→ Exercise details
Every line below that contains "this" is to be copied.

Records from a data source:
╭──
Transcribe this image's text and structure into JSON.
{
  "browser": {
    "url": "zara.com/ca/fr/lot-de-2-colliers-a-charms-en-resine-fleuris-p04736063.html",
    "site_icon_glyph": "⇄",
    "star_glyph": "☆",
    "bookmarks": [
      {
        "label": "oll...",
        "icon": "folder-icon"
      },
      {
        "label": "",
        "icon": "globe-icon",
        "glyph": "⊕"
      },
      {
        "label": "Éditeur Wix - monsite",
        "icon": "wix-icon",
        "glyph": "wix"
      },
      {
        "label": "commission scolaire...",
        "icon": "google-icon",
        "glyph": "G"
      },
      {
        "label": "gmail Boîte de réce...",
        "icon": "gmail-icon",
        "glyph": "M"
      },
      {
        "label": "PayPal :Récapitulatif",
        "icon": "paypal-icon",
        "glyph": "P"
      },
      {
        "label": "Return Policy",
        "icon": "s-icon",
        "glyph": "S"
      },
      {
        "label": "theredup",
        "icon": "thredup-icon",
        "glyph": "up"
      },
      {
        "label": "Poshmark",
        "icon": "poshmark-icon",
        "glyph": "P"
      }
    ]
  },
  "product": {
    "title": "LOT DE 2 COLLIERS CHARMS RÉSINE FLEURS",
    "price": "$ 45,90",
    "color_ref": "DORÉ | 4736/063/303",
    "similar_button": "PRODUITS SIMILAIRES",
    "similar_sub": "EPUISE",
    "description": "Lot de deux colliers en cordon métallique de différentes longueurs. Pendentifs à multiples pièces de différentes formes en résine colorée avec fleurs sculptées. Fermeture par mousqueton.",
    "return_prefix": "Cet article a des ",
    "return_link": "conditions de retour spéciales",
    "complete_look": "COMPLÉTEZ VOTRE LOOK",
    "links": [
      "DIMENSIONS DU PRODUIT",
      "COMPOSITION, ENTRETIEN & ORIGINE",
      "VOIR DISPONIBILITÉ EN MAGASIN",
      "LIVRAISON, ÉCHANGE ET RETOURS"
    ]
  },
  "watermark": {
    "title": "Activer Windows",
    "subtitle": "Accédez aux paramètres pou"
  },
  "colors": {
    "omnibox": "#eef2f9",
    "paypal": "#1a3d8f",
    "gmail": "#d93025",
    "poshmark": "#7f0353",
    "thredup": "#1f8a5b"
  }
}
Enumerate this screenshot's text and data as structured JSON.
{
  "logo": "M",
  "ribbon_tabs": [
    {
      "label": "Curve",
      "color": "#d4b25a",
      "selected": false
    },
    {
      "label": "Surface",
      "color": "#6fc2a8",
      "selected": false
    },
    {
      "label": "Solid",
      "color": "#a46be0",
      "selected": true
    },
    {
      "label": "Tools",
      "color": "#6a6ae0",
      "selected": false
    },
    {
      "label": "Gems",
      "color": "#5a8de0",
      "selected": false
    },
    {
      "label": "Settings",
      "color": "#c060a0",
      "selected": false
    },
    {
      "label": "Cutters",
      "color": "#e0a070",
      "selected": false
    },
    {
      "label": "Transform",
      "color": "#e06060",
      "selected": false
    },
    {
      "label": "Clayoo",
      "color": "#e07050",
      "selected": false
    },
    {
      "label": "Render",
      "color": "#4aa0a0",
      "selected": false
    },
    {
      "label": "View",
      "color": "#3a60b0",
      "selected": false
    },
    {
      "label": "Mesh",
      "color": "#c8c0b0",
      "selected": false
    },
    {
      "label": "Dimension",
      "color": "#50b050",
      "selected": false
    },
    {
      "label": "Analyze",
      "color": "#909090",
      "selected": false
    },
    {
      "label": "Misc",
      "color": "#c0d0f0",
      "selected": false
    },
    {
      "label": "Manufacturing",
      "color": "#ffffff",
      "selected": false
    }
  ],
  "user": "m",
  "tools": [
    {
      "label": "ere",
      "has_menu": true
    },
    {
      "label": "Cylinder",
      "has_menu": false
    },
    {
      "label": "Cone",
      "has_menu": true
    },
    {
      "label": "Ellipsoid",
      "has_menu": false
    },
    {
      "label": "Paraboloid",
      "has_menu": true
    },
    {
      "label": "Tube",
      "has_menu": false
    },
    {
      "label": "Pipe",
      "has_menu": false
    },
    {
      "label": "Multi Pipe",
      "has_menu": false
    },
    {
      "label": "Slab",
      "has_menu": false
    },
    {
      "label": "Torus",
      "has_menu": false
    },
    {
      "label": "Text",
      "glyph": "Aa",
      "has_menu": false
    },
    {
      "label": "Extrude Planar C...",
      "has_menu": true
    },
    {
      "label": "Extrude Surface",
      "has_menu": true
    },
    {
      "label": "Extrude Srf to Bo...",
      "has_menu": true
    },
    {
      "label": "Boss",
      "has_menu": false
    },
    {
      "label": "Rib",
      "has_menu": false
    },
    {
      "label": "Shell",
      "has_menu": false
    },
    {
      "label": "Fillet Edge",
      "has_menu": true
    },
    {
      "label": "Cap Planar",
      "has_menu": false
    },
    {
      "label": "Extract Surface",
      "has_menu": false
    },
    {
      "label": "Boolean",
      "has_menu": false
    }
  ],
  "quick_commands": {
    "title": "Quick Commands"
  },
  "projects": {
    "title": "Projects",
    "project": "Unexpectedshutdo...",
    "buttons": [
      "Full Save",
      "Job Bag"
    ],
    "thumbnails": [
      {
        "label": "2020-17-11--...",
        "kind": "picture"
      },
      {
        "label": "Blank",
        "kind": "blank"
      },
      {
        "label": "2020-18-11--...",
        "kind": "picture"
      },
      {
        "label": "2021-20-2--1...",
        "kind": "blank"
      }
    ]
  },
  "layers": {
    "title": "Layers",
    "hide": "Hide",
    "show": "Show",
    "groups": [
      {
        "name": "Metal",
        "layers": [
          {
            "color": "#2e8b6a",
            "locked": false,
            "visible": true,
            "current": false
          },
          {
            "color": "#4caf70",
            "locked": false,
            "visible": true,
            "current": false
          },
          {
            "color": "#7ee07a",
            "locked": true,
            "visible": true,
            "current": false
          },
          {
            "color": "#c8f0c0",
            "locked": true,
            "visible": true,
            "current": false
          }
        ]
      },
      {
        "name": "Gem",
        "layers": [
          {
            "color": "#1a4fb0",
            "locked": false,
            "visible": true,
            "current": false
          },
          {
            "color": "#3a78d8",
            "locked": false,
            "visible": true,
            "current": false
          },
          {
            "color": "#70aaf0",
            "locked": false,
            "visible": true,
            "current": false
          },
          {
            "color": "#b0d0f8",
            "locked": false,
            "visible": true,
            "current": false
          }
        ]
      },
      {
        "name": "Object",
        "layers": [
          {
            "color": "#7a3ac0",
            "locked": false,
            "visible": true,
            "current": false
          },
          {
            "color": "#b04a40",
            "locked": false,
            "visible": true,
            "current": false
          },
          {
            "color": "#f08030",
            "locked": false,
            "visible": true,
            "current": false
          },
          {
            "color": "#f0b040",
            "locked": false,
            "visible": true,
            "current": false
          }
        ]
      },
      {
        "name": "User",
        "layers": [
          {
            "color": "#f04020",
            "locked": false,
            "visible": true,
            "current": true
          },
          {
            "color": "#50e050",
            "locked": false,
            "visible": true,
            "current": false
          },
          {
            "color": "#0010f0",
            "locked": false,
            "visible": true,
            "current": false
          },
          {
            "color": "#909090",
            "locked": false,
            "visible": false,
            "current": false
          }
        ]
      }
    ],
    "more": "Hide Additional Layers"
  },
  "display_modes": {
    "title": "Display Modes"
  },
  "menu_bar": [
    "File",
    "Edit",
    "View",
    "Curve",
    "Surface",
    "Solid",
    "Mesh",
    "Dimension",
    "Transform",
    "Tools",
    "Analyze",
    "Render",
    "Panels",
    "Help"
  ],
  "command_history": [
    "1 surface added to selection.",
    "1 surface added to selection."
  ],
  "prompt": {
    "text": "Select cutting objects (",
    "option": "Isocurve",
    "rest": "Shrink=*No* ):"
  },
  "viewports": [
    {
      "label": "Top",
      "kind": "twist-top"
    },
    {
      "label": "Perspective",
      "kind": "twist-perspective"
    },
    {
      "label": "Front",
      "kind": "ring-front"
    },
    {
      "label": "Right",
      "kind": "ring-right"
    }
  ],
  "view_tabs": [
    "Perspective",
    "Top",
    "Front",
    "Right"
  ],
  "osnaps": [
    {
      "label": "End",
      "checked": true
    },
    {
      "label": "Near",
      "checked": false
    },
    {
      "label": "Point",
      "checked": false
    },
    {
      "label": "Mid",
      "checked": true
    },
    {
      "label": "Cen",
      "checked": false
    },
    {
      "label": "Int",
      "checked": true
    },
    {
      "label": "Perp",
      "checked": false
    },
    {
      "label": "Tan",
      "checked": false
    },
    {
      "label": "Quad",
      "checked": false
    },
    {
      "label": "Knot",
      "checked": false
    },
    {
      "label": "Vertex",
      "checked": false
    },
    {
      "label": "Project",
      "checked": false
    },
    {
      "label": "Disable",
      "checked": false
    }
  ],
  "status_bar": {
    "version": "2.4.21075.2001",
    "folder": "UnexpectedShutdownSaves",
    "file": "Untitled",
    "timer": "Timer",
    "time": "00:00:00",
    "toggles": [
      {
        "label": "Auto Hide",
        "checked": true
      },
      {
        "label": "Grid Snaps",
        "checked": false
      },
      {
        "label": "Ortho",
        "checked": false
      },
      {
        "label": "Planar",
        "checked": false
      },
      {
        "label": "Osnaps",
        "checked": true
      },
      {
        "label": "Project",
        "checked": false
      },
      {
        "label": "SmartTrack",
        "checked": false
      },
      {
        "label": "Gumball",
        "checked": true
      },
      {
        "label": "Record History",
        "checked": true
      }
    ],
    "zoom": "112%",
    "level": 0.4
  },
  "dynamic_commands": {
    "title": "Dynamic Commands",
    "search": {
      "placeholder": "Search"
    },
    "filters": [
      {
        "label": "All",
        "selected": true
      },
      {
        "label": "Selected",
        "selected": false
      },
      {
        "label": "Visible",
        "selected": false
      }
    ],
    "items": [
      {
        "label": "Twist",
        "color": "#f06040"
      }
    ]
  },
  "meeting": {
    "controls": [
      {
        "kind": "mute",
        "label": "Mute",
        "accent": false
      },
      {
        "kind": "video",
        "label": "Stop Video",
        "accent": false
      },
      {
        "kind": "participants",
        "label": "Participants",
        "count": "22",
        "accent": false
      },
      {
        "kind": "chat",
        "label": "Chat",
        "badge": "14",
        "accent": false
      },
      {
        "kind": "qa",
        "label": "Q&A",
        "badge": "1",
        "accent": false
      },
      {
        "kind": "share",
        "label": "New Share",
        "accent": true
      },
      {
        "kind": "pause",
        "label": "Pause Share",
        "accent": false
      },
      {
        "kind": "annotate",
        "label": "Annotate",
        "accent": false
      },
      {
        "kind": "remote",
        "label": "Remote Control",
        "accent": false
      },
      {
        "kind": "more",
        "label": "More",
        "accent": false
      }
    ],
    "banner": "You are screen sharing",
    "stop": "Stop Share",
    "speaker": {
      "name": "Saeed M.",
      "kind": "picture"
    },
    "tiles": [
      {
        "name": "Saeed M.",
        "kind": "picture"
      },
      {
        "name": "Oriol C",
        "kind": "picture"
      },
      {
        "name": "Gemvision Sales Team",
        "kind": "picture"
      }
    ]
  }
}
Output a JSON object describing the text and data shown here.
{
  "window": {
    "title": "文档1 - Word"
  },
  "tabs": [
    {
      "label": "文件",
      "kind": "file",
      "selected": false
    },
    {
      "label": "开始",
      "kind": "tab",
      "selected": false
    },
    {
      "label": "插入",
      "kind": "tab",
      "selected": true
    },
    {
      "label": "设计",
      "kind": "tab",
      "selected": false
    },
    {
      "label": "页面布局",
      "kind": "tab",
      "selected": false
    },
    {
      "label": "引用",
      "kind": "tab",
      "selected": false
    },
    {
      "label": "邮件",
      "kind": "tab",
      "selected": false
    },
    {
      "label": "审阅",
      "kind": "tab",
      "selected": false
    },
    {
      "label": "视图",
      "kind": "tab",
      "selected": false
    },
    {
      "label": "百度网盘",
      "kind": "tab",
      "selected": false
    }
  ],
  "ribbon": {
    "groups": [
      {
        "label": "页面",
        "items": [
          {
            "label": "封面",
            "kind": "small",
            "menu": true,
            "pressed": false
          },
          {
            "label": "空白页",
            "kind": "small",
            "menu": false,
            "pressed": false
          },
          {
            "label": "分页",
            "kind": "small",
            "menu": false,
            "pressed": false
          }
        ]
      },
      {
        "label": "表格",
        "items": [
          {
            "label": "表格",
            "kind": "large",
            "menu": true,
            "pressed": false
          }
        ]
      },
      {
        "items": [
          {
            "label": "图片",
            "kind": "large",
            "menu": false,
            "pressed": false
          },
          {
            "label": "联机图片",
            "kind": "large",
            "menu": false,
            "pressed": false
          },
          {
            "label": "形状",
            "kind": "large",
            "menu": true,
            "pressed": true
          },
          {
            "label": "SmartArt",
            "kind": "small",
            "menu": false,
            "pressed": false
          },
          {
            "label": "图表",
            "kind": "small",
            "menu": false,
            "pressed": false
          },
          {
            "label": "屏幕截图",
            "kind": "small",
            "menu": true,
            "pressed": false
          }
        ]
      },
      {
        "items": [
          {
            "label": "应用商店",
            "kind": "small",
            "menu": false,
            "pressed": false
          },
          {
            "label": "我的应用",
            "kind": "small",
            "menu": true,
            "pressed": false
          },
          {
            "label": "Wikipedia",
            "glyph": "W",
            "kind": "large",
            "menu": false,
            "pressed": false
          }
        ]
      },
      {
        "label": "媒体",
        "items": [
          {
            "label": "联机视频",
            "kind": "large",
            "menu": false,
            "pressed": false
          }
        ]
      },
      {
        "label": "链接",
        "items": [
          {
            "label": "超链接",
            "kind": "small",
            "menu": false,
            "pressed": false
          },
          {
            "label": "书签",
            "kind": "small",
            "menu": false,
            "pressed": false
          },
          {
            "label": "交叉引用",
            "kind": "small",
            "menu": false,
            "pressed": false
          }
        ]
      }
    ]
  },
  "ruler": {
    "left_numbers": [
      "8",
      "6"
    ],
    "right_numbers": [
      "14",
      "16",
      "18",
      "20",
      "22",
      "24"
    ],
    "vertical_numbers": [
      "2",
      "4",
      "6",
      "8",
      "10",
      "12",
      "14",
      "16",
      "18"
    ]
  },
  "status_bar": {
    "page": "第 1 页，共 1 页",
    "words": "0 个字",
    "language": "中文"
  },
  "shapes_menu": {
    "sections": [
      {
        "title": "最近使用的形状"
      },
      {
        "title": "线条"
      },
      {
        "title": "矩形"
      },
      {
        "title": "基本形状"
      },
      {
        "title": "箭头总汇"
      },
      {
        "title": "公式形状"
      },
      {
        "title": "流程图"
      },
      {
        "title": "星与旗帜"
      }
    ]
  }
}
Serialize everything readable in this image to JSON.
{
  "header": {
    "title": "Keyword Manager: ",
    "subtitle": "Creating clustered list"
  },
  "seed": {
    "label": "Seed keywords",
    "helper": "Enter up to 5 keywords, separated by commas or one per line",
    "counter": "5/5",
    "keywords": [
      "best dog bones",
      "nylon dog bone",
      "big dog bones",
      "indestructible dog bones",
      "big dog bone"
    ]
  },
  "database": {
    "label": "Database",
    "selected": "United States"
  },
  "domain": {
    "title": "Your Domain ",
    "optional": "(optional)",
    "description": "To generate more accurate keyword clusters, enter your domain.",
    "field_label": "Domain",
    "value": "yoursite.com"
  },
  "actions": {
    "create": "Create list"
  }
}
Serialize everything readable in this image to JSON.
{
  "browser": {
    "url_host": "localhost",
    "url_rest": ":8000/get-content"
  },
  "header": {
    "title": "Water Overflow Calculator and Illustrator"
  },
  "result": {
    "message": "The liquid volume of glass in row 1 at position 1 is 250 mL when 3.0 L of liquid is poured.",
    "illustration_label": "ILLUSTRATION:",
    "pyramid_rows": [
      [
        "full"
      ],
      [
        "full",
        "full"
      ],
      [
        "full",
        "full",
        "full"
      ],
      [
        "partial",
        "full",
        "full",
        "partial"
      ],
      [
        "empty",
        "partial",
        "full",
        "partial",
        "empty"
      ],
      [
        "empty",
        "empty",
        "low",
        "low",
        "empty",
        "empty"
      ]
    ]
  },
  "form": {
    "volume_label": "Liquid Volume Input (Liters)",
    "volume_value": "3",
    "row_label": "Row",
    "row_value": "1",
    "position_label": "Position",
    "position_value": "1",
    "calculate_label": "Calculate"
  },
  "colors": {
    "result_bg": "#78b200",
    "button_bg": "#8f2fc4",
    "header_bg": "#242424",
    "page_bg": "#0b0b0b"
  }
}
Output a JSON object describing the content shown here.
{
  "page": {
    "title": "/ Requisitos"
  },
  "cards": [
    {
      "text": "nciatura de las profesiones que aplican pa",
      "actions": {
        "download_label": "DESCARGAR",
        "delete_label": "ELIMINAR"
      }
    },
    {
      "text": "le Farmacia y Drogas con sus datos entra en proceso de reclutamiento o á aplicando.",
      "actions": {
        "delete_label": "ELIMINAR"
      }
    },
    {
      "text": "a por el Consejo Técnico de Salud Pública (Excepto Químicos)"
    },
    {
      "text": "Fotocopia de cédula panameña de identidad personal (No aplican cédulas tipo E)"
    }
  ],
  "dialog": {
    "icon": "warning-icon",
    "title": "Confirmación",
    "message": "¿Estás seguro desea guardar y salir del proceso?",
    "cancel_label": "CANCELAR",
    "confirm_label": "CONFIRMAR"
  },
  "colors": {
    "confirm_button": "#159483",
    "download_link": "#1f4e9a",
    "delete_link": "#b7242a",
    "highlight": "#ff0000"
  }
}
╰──
→ Reply to the exercise
Transcribe this image's text and structure into JSON.
Enumerate this screenshot's text and data as structured JSON.
Serialize everything readable in this image to JSON.
Serialize everything readable in this image to JSON.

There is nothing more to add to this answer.